I believe that there is certainly something awe-inspiring about the surface coverage via a spiral generated by the golden ratio. But it is not the only way to divide a space or generate a spiral. There are other kinds of spirals, such as the Archimedean spiral (which is rounder and squarer). Common examples of round spirals in design are dashboard elements, gauges or in data visualization.

The rule of thirds can often be just as effective as a golden rectangle. It results in a more uniform design and something to be considered when looking for a more balanced design.

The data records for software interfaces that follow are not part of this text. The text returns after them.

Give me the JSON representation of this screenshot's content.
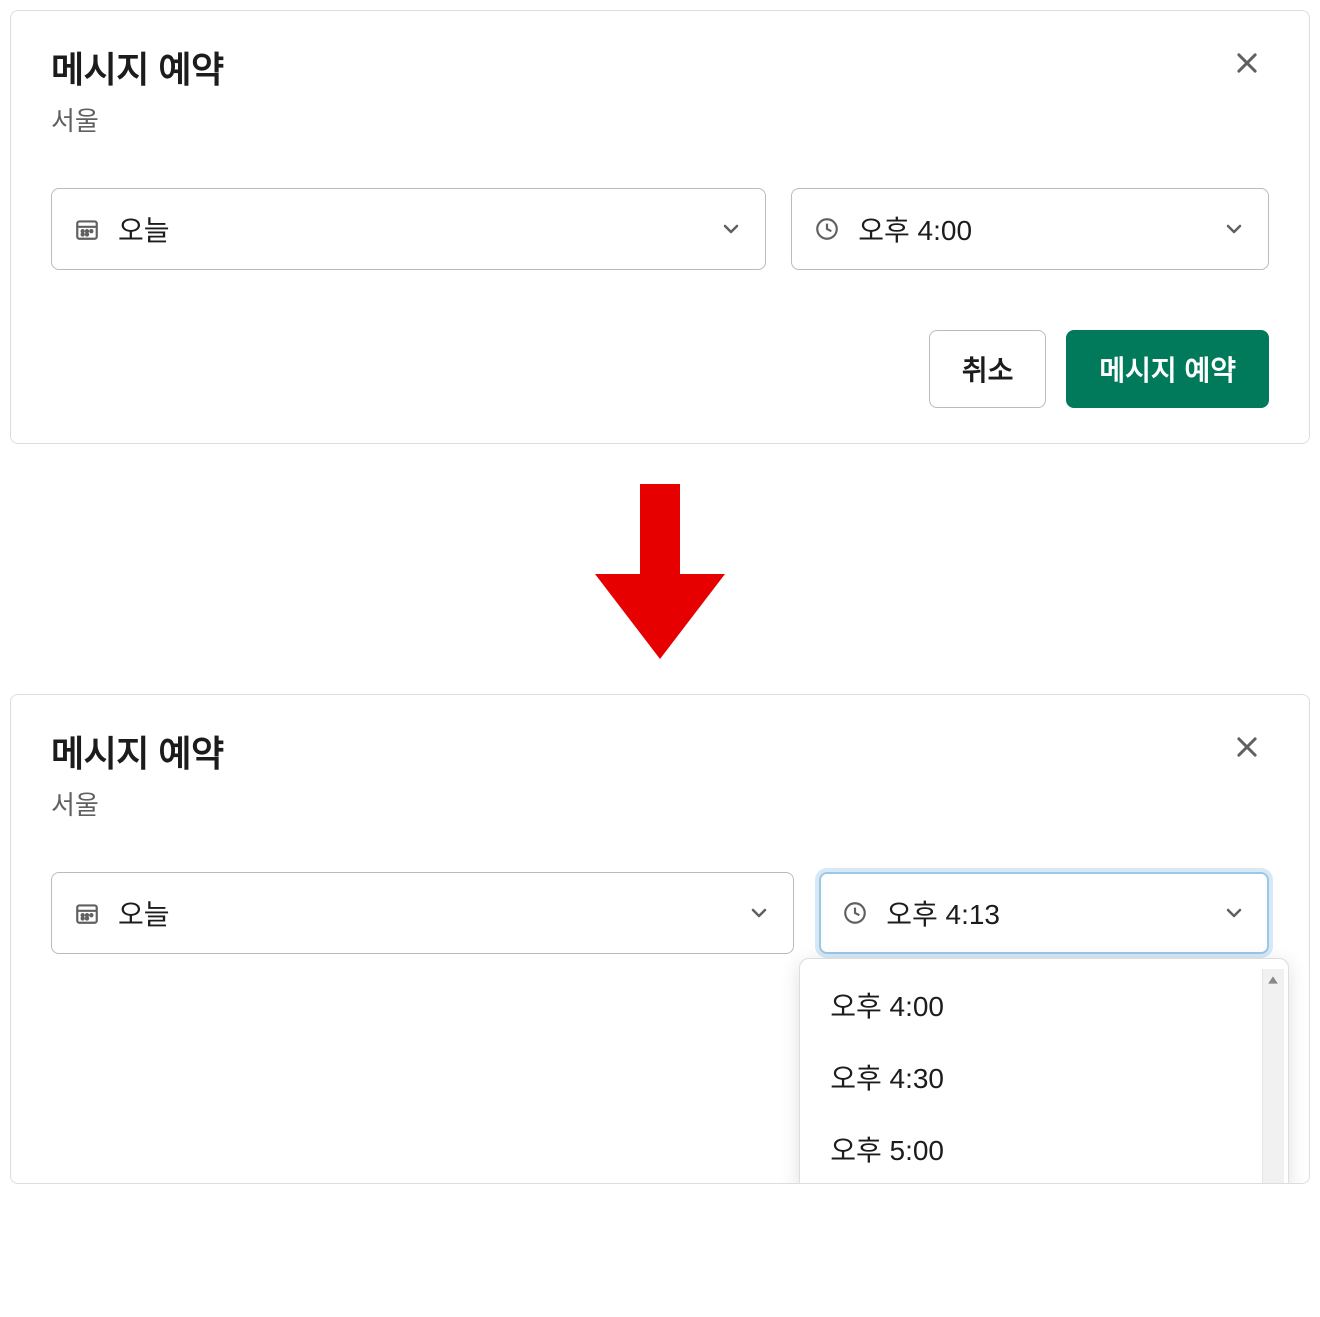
{
  "dialog1": {
    "title": "메시지 예약",
    "subtitle": "서울",
    "dateValue": "오늘",
    "timeValue": "오후 4:00",
    "cancelLabel": "취소",
    "submitLabel": "메시지 예약"
  },
  "dialog2": {
    "title": "메시지 예약",
    "subtitle": "서울",
    "dateValue": "오늘",
    "timeValue": "오후 4:13",
    "dropdown": {
      "options": [
        "오후 4:00",
        "오후 4:30",
        "오후 5:00"
      ]
    }
  },
  "colors": {
    "primary": "#007a5a",
    "arrow": "#e60000"
  }
}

The advantage of the golden ratio is that it allows asymmetric proportionality or focus points. The rule of thirds makes things simpler and generates strong focal points. It is best to eyeball results and decide what works in a specific situation:

It is entirely possible to create a poor UX design that still conforms to the golden ratio. After all, aesthetics and design don’t adhere to strict mathematical laws.

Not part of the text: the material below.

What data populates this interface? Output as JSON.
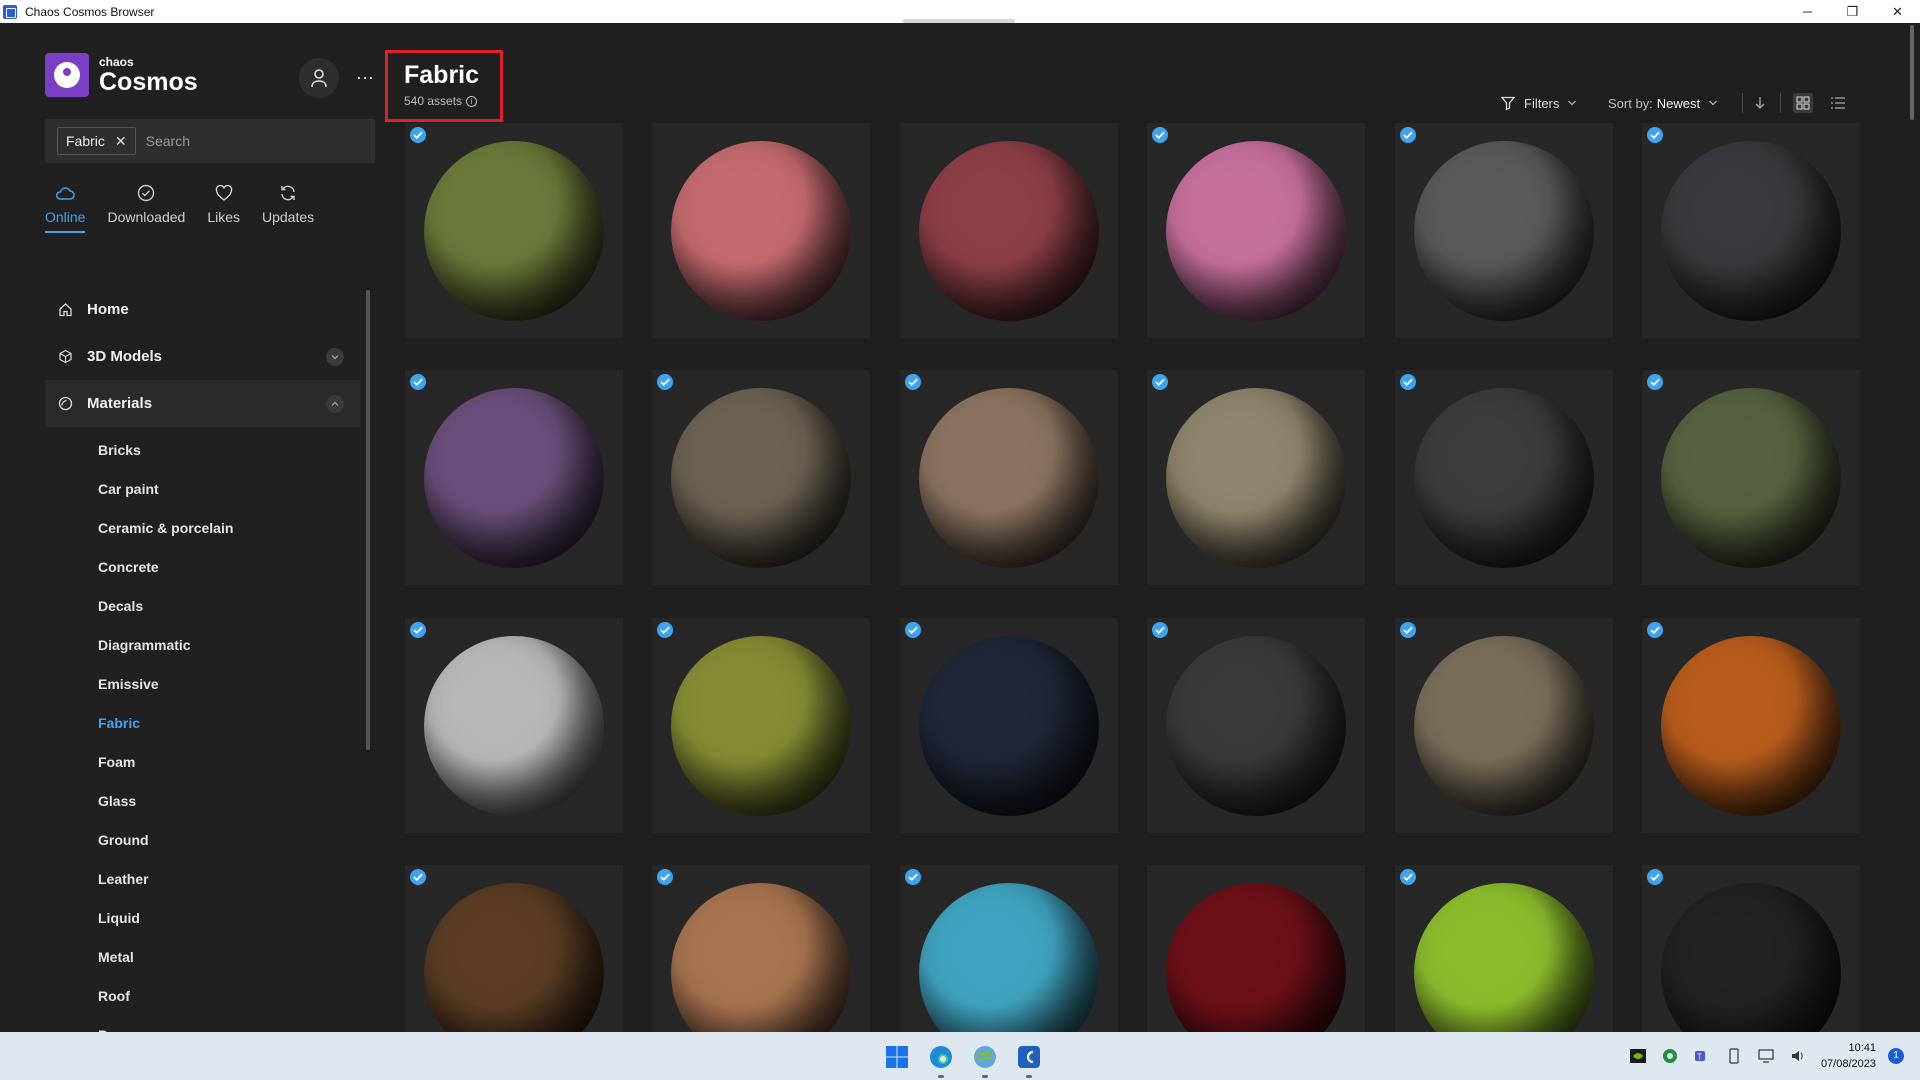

Moreover, one of the most common pitfalls is to use the golden ratio completely out of context. Simply using the ratio mechanically will not automatically result in good design. Instead, it should serve as a reminder to have a harmonious and balanced composition with an element of eccentricity built into the design.

The golden ratio should only be used as a guideline — a reminder to ensure that things are nicely spaced out and well composed and to be unafraid to use mathematics or geometry to organize space. It should never be used to fool clients or the public.

## Conclusion

Whether a designer is aware of it or not, creating a digital image requires intimate knowledge of coordinate geometry, linear algebra, and even projective and differential geometry (especially when working with proportional expansion or generating curves or spirals).

The pleasures of drawing serve to motivate a great deal of mathematics that many students otherwise find difficult to become interested in.

I would back this up.

The most magical thing about the golden spiral is what it has taught me about how artists and architects have considered the problem of proportion in history. These approaches offer practical techniques by which mathematics and geometry can be applied to improve design — whether or not I actually use the ratio. It has also taught me to be skeptical about using an industry practice as gospel.